From the first line to the last, retype the records exactly without their images.

*** EXCERPTED DATA ***

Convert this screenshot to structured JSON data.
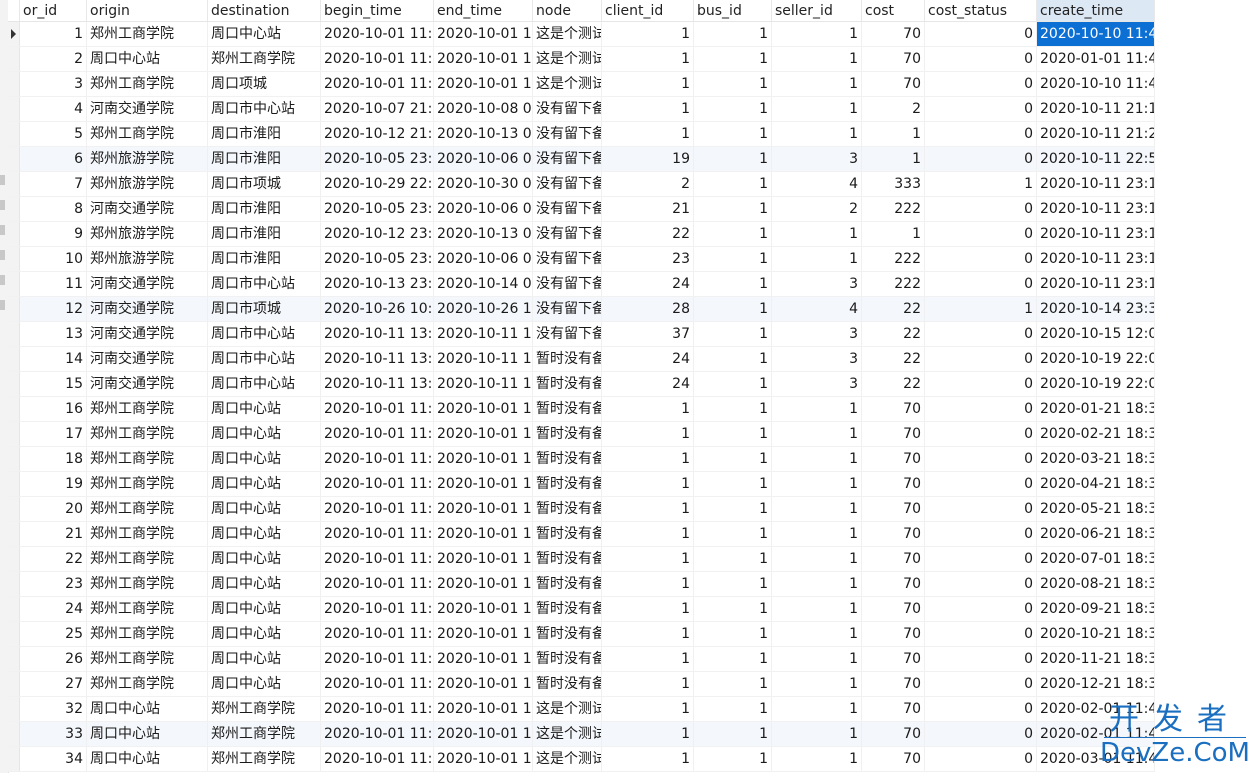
{
  "table": {
    "columns": [
      "or_id",
      "origin",
      "destination",
      "begin_time",
      "end_time",
      "node",
      "client_id",
      "bus_id",
      "seller_id",
      "cost",
      "cost_status",
      "create_time"
    ],
    "sorted_column": "create_time",
    "selected_cell": {
      "row": 0,
      "column": "create_time"
    },
    "rows": [
      [
        "1",
        "郑州工商学院",
        "周口中心站",
        "2020-10-01 11:",
        "2020-10-01 1",
        "这是个测试",
        "1",
        "1",
        "1",
        "70",
        "0",
        "2020-10-10 11:4"
      ],
      [
        "2",
        "周口中心站",
        "郑州工商学院",
        "2020-10-01 11:",
        "2020-10-01 1",
        "这是个测试",
        "1",
        "1",
        "1",
        "70",
        "0",
        "2020-01-01 11:4"
      ],
      [
        "3",
        "郑州工商学院",
        "周口项城",
        "2020-10-01 11:",
        "2020-10-01 1",
        "这是个测试",
        "1",
        "1",
        "1",
        "70",
        "0",
        "2020-10-10 11:4"
      ],
      [
        "4",
        "河南交通学院",
        "周口市中心站",
        "2020-10-07 21:",
        "2020-10-08 0",
        "没有留下备",
        "1",
        "1",
        "1",
        "2",
        "0",
        "2020-10-11 21:1"
      ],
      [
        "5",
        "郑州工商学院",
        "周口市淮阳",
        "2020-10-12 21:",
        "2020-10-13 0",
        "没有留下备",
        "1",
        "1",
        "1",
        "1",
        "0",
        "2020-10-11 21:2"
      ],
      [
        "6",
        "郑州旅游学院",
        "周口市淮阳",
        "2020-10-05 23:",
        "2020-10-06 0",
        "没有留下备",
        "19",
        "1",
        "3",
        "1",
        "0",
        "2020-10-11 22:5"
      ],
      [
        "7",
        "郑州旅游学院",
        "周口市项城",
        "2020-10-29 22:",
        "2020-10-30 0",
        "没有留下备",
        "2",
        "1",
        "4",
        "333",
        "1",
        "2020-10-11 23:1"
      ],
      [
        "8",
        "河南交通学院",
        "周口市淮阳",
        "2020-10-05 23:",
        "2020-10-06 0",
        "没有留下备",
        "21",
        "1",
        "2",
        "222",
        "0",
        "2020-10-11 23:1"
      ],
      [
        "9",
        "郑州旅游学院",
        "周口市淮阳",
        "2020-10-12 23:",
        "2020-10-13 0",
        "没有留下备",
        "22",
        "1",
        "1",
        "1",
        "0",
        "2020-10-11 23:1"
      ],
      [
        "10",
        "郑州旅游学院",
        "周口市淮阳",
        "2020-10-05 23:",
        "2020-10-06 0",
        "没有留下备",
        "23",
        "1",
        "1",
        "222",
        "0",
        "2020-10-11 23:1"
      ],
      [
        "11",
        "河南交通学院",
        "周口市中心站",
        "2020-10-13 23:",
        "2020-10-14 0",
        "没有留下备",
        "24",
        "1",
        "3",
        "222",
        "0",
        "2020-10-11 23:1"
      ],
      [
        "12",
        "河南交通学院",
        "周口市项城",
        "2020-10-26 10:",
        "2020-10-26 1",
        "没有留下备",
        "28",
        "1",
        "4",
        "22",
        "1",
        "2020-10-14 23:3"
      ],
      [
        "13",
        "河南交通学院",
        "周口市中心站",
        "2020-10-11 13:",
        "2020-10-11 1",
        "没有留下备",
        "37",
        "1",
        "3",
        "22",
        "0",
        "2020-10-15 12:0"
      ],
      [
        "14",
        "河南交通学院",
        "周口市中心站",
        "2020-10-11 13:",
        "2020-10-11 1",
        "暂时没有备",
        "24",
        "1",
        "3",
        "22",
        "0",
        "2020-10-19 22:0"
      ],
      [
        "15",
        "河南交通学院",
        "周口市中心站",
        "2020-10-11 13:",
        "2020-10-11 1",
        "暂时没有备",
        "24",
        "1",
        "3",
        "22",
        "0",
        "2020-10-19 22:0"
      ],
      [
        "16",
        "郑州工商学院",
        "周口中心站",
        "2020-10-01 11:",
        "2020-10-01 1",
        "暂时没有备",
        "1",
        "1",
        "1",
        "70",
        "0",
        "2020-01-21 18:3"
      ],
      [
        "17",
        "郑州工商学院",
        "周口中心站",
        "2020-10-01 11:",
        "2020-10-01 1",
        "暂时没有备",
        "1",
        "1",
        "1",
        "70",
        "0",
        "2020-02-21 18:3"
      ],
      [
        "18",
        "郑州工商学院",
        "周口中心站",
        "2020-10-01 11:",
        "2020-10-01 1",
        "暂时没有备",
        "1",
        "1",
        "1",
        "70",
        "0",
        "2020-03-21 18:3"
      ],
      [
        "19",
        "郑州工商学院",
        "周口中心站",
        "2020-10-01 11:",
        "2020-10-01 1",
        "暂时没有备",
        "1",
        "1",
        "1",
        "70",
        "0",
        "2020-04-21 18:3"
      ],
      [
        "20",
        "郑州工商学院",
        "周口中心站",
        "2020-10-01 11:",
        "2020-10-01 1",
        "暂时没有备",
        "1",
        "1",
        "1",
        "70",
        "0",
        "2020-05-21 18:3"
      ],
      [
        "21",
        "郑州工商学院",
        "周口中心站",
        "2020-10-01 11:",
        "2020-10-01 1",
        "暂时没有备",
        "1",
        "1",
        "1",
        "70",
        "0",
        "2020-06-21 18:3"
      ],
      [
        "22",
        "郑州工商学院",
        "周口中心站",
        "2020-10-01 11:",
        "2020-10-01 1",
        "暂时没有备",
        "1",
        "1",
        "1",
        "70",
        "0",
        "2020-07-01 18:3"
      ],
      [
        "23",
        "郑州工商学院",
        "周口中心站",
        "2020-10-01 11:",
        "2020-10-01 1",
        "暂时没有备",
        "1",
        "1",
        "1",
        "70",
        "0",
        "2020-08-21 18:3"
      ],
      [
        "24",
        "郑州工商学院",
        "周口中心站",
        "2020-10-01 11:",
        "2020-10-01 1",
        "暂时没有备",
        "1",
        "1",
        "1",
        "70",
        "0",
        "2020-09-21 18:3"
      ],
      [
        "25",
        "郑州工商学院",
        "周口中心站",
        "2020-10-01 11:",
        "2020-10-01 1",
        "暂时没有备",
        "1",
        "1",
        "1",
        "70",
        "0",
        "2020-10-21 18:3"
      ],
      [
        "26",
        "郑州工商学院",
        "周口中心站",
        "2020-10-01 11:",
        "2020-10-01 1",
        "暂时没有备",
        "1",
        "1",
        "1",
        "70",
        "0",
        "2020-11-21 18:3"
      ],
      [
        "27",
        "郑州工商学院",
        "周口中心站",
        "2020-10-01 11:",
        "2020-10-01 1",
        "暂时没有备",
        "1",
        "1",
        "1",
        "70",
        "0",
        "2020-12-21 18:3"
      ],
      [
        "32",
        "周口中心站",
        "郑州工商学院",
        "2020-10-01 11:",
        "2020-10-01 1",
        "这是个测试",
        "1",
        "1",
        "1",
        "70",
        "0",
        "2020-02-01 11:4"
      ],
      [
        "33",
        "周口中心站",
        "郑州工商学院",
        "2020-10-01 11:",
        "2020-10-01 1",
        "这是个测试",
        "1",
        "1",
        "1",
        "70",
        "0",
        "2020-02-01 11:4"
      ],
      [
        "34",
        "周口中心站",
        "郑州工商学院",
        "2020-10-01 11:",
        "2020-10-01 1",
        "这是个测试",
        "1",
        "1",
        "1",
        "70",
        "0",
        "2020-03-01 11:4"
      ]
    ]
  },
  "watermark": {
    "cn": "开发者",
    "en": "DevZe.CoM",
    "color": "#1a6fc0"
  },
  "colors": {
    "selection": "#0c6fd4",
    "sorted_header": "#dde8f5",
    "alt_row": "#f4f7fb"
  }
}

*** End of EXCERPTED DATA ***

- [RESPONSE TO THIS EXERCISE]:
Convert this screenshot to structured JSON data.
{
  "table": {
    "columns": [
      "or_id",
      "origin",
      "destination",
      "begin_time",
      "end_time",
      "node",
      "client_id",
      "bus_id",
      "seller_id",
      "cost",
      "cost_status",
      "create_time"
    ],
    "sorted_column": "create_time",
    "selected_cell": {
      "row": 0,
      "column": "create_time"
    },
    "rows": [
      [
        "1",
        "郑州工商学院",
        "周口中心站",
        "2020-10-01 11:",
        "2020-10-01 1",
        "这是个测试",
        "1",
        "1",
        "1",
        "70",
        "0",
        "2020-10-10 11:4"
      ],
      [
        "2",
        "周口中心站",
        "郑州工商学院",
        "2020-10-01 11:",
        "2020-10-01 1",
        "这是个测试",
        "1",
        "1",
        "1",
        "70",
        "0",
        "2020-01-01 11:4"
      ],
      [
        "3",
        "郑州工商学院",
        "周口项城",
        "2020-10-01 11:",
        "2020-10-01 1",
        "这是个测试",
        "1",
        "1",
        "1",
        "70",
        "0",
        "2020-10-10 11:4"
      ],
      [
        "4",
        "河南交通学院",
        "周口市中心站",
        "2020-10-07 21:",
        "2020-10-08 0",
        "没有留下备",
        "1",
        "1",
        "1",
        "2",
        "0",
        "2020-10-11 21:1"
      ],
      [
        "5",
        "郑州工商学院",
        "周口市淮阳",
        "2020-10-12 21:",
        "2020-10-13 0",
        "没有留下备",
        "1",
        "1",
        "1",
        "1",
        "0",
        "2020-10-11 21:2"
      ],
      [
        "6",
        "郑州旅游学院",
        "周口市淮阳",
        "2020-10-05 23:",
        "2020-10-06 0",
        "没有留下备",
        "19",
        "1",
        "3",
        "1",
        "0",
        "2020-10-11 22:5"
      ],
      [
        "7",
        "郑州旅游学院",
        "周口市项城",
        "2020-10-29 22:",
        "2020-10-30 0",
        "没有留下备",
        "2",
        "1",
        "4",
        "333",
        "1",
        "2020-10-11 23:1"
      ],
      [
        "8",
        "河南交通学院",
        "周口市淮阳",
        "2020-10-05 23:",
        "2020-10-06 0",
        "没有留下备",
        "21",
        "1",
        "2",
        "222",
        "0",
        "2020-10-11 23:1"
      ],
      [
        "9",
        "郑州旅游学院",
        "周口市淮阳",
        "2020-10-12 23:",
        "2020-10-13 0",
        "没有留下备",
        "22",
        "1",
        "1",
        "1",
        "0",
        "2020-10-11 23:1"
      ],
      [
        "10",
        "郑州旅游学院",
        "周口市淮阳",
        "2020-10-05 23:",
        "2020-10-06 0",
        "没有留下备",
        "23",
        "1",
        "1",
        "222",
        "0",
        "2020-10-11 23:1"
      ],
      [
        "11",
        "河南交通学院",
        "周口市中心站",
        "2020-10-13 23:",
        "2020-10-14 0",
        "没有留下备",
        "24",
        "1",
        "3",
        "222",
        "0",
        "2020-10-11 23:1"
      ],
      [
        "12",
        "河南交通学院",
        "周口市项城",
        "2020-10-26 10:",
        "2020-10-26 1",
        "没有留下备",
        "28",
        "1",
        "4",
        "22",
        "1",
        "2020-10-14 23:3"
      ],
      [
        "13",
        "河南交通学院",
        "周口市中心站",
        "2020-10-11 13:",
        "2020-10-11 1",
        "没有留下备",
        "37",
        "1",
        "3",
        "22",
        "0",
        "2020-10-15 12:0"
      ],
      [
        "14",
        "河南交通学院",
        "周口市中心站",
        "2020-10-11 13:",
        "2020-10-11 1",
        "暂时没有备",
        "24",
        "1",
        "3",
        "22",
        "0",
        "2020-10-19 22:0"
      ],
      [
        "15",
        "河南交通学院",
        "周口市中心站",
        "2020-10-11 13:",
        "2020-10-11 1",
        "暂时没有备",
        "24",
        "1",
        "3",
        "22",
        "0",
        "2020-10-19 22:0"
      ],
      [
        "16",
        "郑州工商学院",
        "周口中心站",
        "2020-10-01 11:",
        "2020-10-01 1",
        "暂时没有备",
        "1",
        "1",
        "1",
        "70",
        "0",
        "2020-01-21 18:3"
      ],
      [
        "17",
        "郑州工商学院",
        "周口中心站",
        "2020-10-01 11:",
        "2020-10-01 1",
        "暂时没有备",
        "1",
        "1",
        "1",
        "70",
        "0",
        "2020-02-21 18:3"
      ],
      [
        "18",
        "郑州工商学院",
        "周口中心站",
        "2020-10-01 11:",
        "2020-10-01 1",
        "暂时没有备",
        "1",
        "1",
        "1",
        "70",
        "0",
        "2020-03-21 18:3"
      ],
      [
        "19",
        "郑州工商学院",
        "周口中心站",
        "2020-10-01 11:",
        "2020-10-01 1",
        "暂时没有备",
        "1",
        "1",
        "1",
        "70",
        "0",
        "2020-04-21 18:3"
      ],
      [
        "20",
        "郑州工商学院",
        "周口中心站",
        "2020-10-01 11:",
        "2020-10-01 1",
        "暂时没有备",
        "1",
        "1",
        "1",
        "70",
        "0",
        "2020-05-21 18:3"
      ],
      [
        "21",
        "郑州工商学院",
        "周口中心站",
        "2020-10-01 11:",
        "2020-10-01 1",
        "暂时没有备",
        "1",
        "1",
        "1",
        "70",
        "0",
        "2020-06-21 18:3"
      ],
      [
        "22",
        "郑州工商学院",
        "周口中心站",
        "2020-10-01 11:",
        "2020-10-01 1",
        "暂时没有备",
        "1",
        "1",
        "1",
        "70",
        "0",
        "2020-07-01 18:3"
      ],
      [
        "23",
        "郑州工商学院",
        "周口中心站",
        "2020-10-01 11:",
        "2020-10-01 1",
        "暂时没有备",
        "1",
        "1",
        "1",
        "70",
        "0",
        "2020-08-21 18:3"
      ],
      [
        "24",
        "郑州工商学院",
        "周口中心站",
        "2020-10-01 11:",
        "2020-10-01 1",
        "暂时没有备",
        "1",
        "1",
        "1",
        "70",
        "0",
        "2020-09-21 18:3"
      ],
      [
        "25",
        "郑州工商学院",
        "周口中心站",
        "2020-10-01 11:",
        "2020-10-01 1",
        "暂时没有备",
        "1",
        "1",
        "1",
        "70",
        "0",
        "2020-10-21 18:3"
      ],
      [
        "26",
        "郑州工商学院",
        "周口中心站",
        "2020-10-01 11:",
        "2020-10-01 1",
        "暂时没有备",
        "1",
        "1",
        "1",
        "70",
        "0",
        "2020-11-21 18:3"
      ],
      [
        "27",
        "郑州工商学院",
        "周口中心站",
        "2020-10-01 11:",
        "2020-10-01 1",
        "暂时没有备",
        "1",
        "1",
        "1",
        "70",
        "0",
        "2020-12-21 18:3"
      ],
      [
        "32",
        "周口中心站",
        "郑州工商学院",
        "2020-10-01 11:",
        "2020-10-01 1",
        "这是个测试",
        "1",
        "1",
        "1",
        "70",
        "0",
        "2020-02-01 11:4"
      ],
      [
        "33",
        "周口中心站",
        "郑州工商学院",
        "2020-10-01 11:",
        "2020-10-01 1",
        "这是个测试",
        "1",
        "1",
        "1",
        "70",
        "0",
        "2020-02-01 11:4"
      ],
      [
        "34",
        "周口中心站",
        "郑州工商学院",
        "2020-10-01 11:",
        "2020-10-01 1",
        "这是个测试",
        "1",
        "1",
        "1",
        "70",
        "0",
        "2020-03-01 11:4"
      ]
    ]
  },
  "watermark": {
    "cn": "开发者",
    "en": "DevZe.CoM",
    "color": "#1a6fc0"
  },
  "colors": {
    "selection": "#0c6fd4",
    "sorted_header": "#dde8f5",
    "alt_row": "#f4f7fb"
  }
}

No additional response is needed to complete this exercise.